- **Entries provided**
________________________________________

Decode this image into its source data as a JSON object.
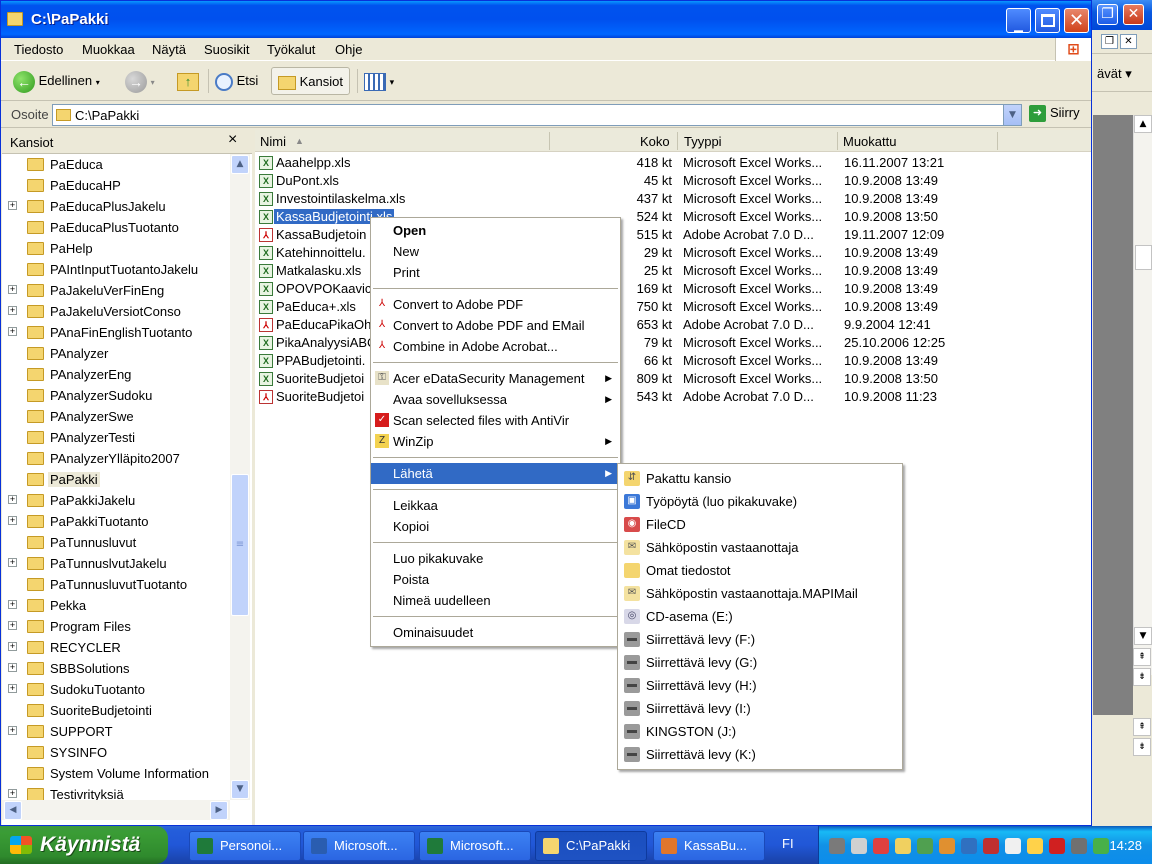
{
  "window": {
    "title": "C:\\PaPakki",
    "menu": [
      "Tiedosto",
      "Muokkaa",
      "Näytä",
      "Suosikit",
      "Työkalut",
      "Ohje"
    ],
    "toolbar": {
      "back": "Edellinen",
      "search": "Etsi",
      "folders": "Kansiot"
    },
    "address": {
      "label": "Osoite",
      "value": "C:\\PaPakki",
      "go": "Siirry"
    }
  },
  "background_window": {
    "toolbar_fragment": "ävät"
  },
  "folders_pane": {
    "title": "Kansiot",
    "items": [
      {
        "name": "PaEduca",
        "expandable": false
      },
      {
        "name": "PaEducaHP",
        "expandable": false
      },
      {
        "name": "PaEducaPlusJakelu",
        "expandable": true
      },
      {
        "name": "PaEducaPlusTuotanto",
        "expandable": false
      },
      {
        "name": "PaHelp",
        "expandable": false
      },
      {
        "name": "PAIntInputTuotantoJakelu",
        "expandable": false
      },
      {
        "name": "PaJakeluVerFinEng",
        "expandable": true
      },
      {
        "name": "PaJakeluVersiotConso",
        "expandable": true
      },
      {
        "name": "PAnaFinEnglishTuotanto",
        "expandable": true
      },
      {
        "name": "PAnalyzer",
        "expandable": false
      },
      {
        "name": "PAnalyzerEng",
        "expandable": false
      },
      {
        "name": "PAnalyzerSudoku",
        "expandable": false
      },
      {
        "name": "PAnalyzerSwe",
        "expandable": false
      },
      {
        "name": "PAnalyzerTesti",
        "expandable": false
      },
      {
        "name": "PAnalyzerYlläpito2007",
        "expandable": false
      },
      {
        "name": "PaPakki",
        "expandable": false,
        "selected": true
      },
      {
        "name": "PaPakkiJakelu",
        "expandable": true
      },
      {
        "name": "PaPakkiTuotanto",
        "expandable": true
      },
      {
        "name": "PaTunnusluvut",
        "expandable": false
      },
      {
        "name": "PaTunnuslvutJakelu",
        "expandable": true
      },
      {
        "name": "PaTunnusluvutTuotanto",
        "expandable": false
      },
      {
        "name": "Pekka",
        "expandable": true
      },
      {
        "name": "Program Files",
        "expandable": true
      },
      {
        "name": "RECYCLER",
        "expandable": true
      },
      {
        "name": "SBBSolutions",
        "expandable": true
      },
      {
        "name": "SudokuTuotanto",
        "expandable": true
      },
      {
        "name": "SuoriteBudjetointi",
        "expandable": false
      },
      {
        "name": "SUPPORT",
        "expandable": true
      },
      {
        "name": "SYSINFO",
        "expandable": false
      },
      {
        "name": "System Volume Information",
        "expandable": false
      },
      {
        "name": "Testivrityksiä",
        "expandable": true
      }
    ]
  },
  "file_list": {
    "columns": [
      "Nimi",
      "Koko",
      "Tyyppi",
      "Muokattu"
    ],
    "files": [
      {
        "name": "Aaahelpp.xls",
        "kind": "xls",
        "size": "418 kt",
        "type": "Microsoft Excel Works...",
        "modified": "16.11.2007 13:21"
      },
      {
        "name": "DuPont.xls",
        "kind": "xls",
        "size": "45 kt",
        "type": "Microsoft Excel Works...",
        "modified": "10.9.2008 13:49"
      },
      {
        "name": "Investointilaskelma.xls",
        "kind": "xls",
        "size": "437 kt",
        "type": "Microsoft Excel Works...",
        "modified": "10.9.2008 13:49"
      },
      {
        "name": "KassaBudjetointi.xls",
        "kind": "xls",
        "size": "524 kt",
        "type": "Microsoft Excel Works...",
        "modified": "10.9.2008 13:50",
        "selected": true
      },
      {
        "name": "KassaBudjetoin",
        "kind": "pdf",
        "size": "515 kt",
        "type": "Adobe Acrobat 7.0 D...",
        "modified": "19.11.2007 12:09"
      },
      {
        "name": "Katehinnoittelu.",
        "kind": "xls",
        "size": "29 kt",
        "type": "Microsoft Excel Works...",
        "modified": "10.9.2008 13:49"
      },
      {
        "name": "Matkalasku.xls",
        "kind": "xls",
        "size": "25 kt",
        "type": "Microsoft Excel Works...",
        "modified": "10.9.2008 13:49"
      },
      {
        "name": "OPOVPOKaavic",
        "kind": "xls",
        "size": "169 kt",
        "type": "Microsoft Excel Works...",
        "modified": "10.9.2008 13:49"
      },
      {
        "name": "PaEduca+.xls",
        "kind": "xls",
        "size": "750 kt",
        "type": "Microsoft Excel Works...",
        "modified": "10.9.2008 13:49"
      },
      {
        "name": "PaEducaPikaOh",
        "kind": "pdf",
        "size": "653 kt",
        "type": "Adobe Acrobat 7.0 D...",
        "modified": "9.9.2004 12:41"
      },
      {
        "name": "PikaAnalyysiABC",
        "kind": "xls",
        "size": "79 kt",
        "type": "Microsoft Excel Works...",
        "modified": "25.10.2006 12:25"
      },
      {
        "name": "PPABudjetointi.",
        "kind": "xls",
        "size": "66 kt",
        "type": "Microsoft Excel Works...",
        "modified": "10.9.2008 13:49"
      },
      {
        "name": "SuoriteBudjetoi",
        "kind": "xls",
        "size": "809 kt",
        "type": "Microsoft Excel Works...",
        "modified": "10.9.2008 13:50"
      },
      {
        "name": "SuoriteBudjetoi",
        "kind": "pdf",
        "size": "543 kt",
        "type": "Adobe Acrobat 7.0 D...",
        "modified": "10.9.2008 11:23"
      }
    ]
  },
  "context_menu": {
    "groups": [
      [
        {
          "label": "Open",
          "bold": true
        },
        {
          "label": "New"
        },
        {
          "label": "Print"
        }
      ],
      [
        {
          "label": "Convert to Adobe PDF",
          "icon": "pdf"
        },
        {
          "label": "Convert to Adobe PDF and EMail",
          "icon": "pdf"
        },
        {
          "label": "Combine in Adobe Acrobat...",
          "icon": "pdf"
        }
      ],
      [
        {
          "label": "Acer eDataSecurity Management",
          "icon": "lock",
          "submenu": true
        },
        {
          "label": "Avaa sovelluksessa",
          "submenu": true
        },
        {
          "label": "Scan selected files with AntiVir",
          "icon": "antivir"
        },
        {
          "label": "WinZip",
          "icon": "winzip",
          "submenu": true
        }
      ],
      [
        {
          "label": "Lähetä",
          "submenu": true,
          "highlighted": true
        }
      ],
      [
        {
          "label": "Leikkaa"
        },
        {
          "label": "Kopioi"
        }
      ],
      [
        {
          "label": "Luo pikakuvake"
        },
        {
          "label": "Poista"
        },
        {
          "label": "Nimeä uudelleen"
        }
      ],
      [
        {
          "label": "Ominaisuudet"
        }
      ]
    ]
  },
  "sendto_menu": [
    {
      "label": "Pakattu kansio",
      "icon": "zip-folder"
    },
    {
      "label": "Työpöytä (luo pikakuvake)",
      "icon": "desktop"
    },
    {
      "label": "FileCD",
      "icon": "filecd"
    },
    {
      "label": "Sähköpostin vastaanottaja",
      "icon": "mail"
    },
    {
      "label": "Omat tiedostot",
      "icon": "folder"
    },
    {
      "label": "Sähköpostin vastaanottaja.MAPIMail",
      "icon": "mail"
    },
    {
      "label": "CD-asema (E:)",
      "icon": "cd"
    },
    {
      "label": "Siirrettävä levy (F:)",
      "icon": "drive"
    },
    {
      "label": "Siirrettävä levy (G:)",
      "icon": "drive"
    },
    {
      "label": "Siirrettävä levy (H:)",
      "icon": "drive"
    },
    {
      "label": "Siirrettävä levy (I:)",
      "icon": "drive"
    },
    {
      "label": "KINGSTON (J:)",
      "icon": "drive"
    },
    {
      "label": "Siirrettävä levy (K:)",
      "icon": "drive"
    }
  ],
  "taskbar": {
    "start": "Käynnistä",
    "buttons": [
      {
        "label": "Personoi...",
        "icon": "excel",
        "active": false
      },
      {
        "label": "Microsoft...",
        "icon": "word",
        "active": false
      },
      {
        "label": "Microsoft...",
        "icon": "excel",
        "active": false
      },
      {
        "label": "C:\\PaPakki",
        "icon": "folder",
        "active": true
      },
      {
        "label": "KassaBu...",
        "icon": "office",
        "active": false
      }
    ],
    "language": "FI",
    "clock": "14:28"
  }
}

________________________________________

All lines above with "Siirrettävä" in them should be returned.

- **Task output**
      "label": "Siirrettävä levy (F:)",
      "label": "Siirrettävä levy (G:)",
      "label": "Siirrettävä levy (H:)",
      "label": "Siirrettävä levy (I:)",
      "label": "Siirrettävä levy (K:)",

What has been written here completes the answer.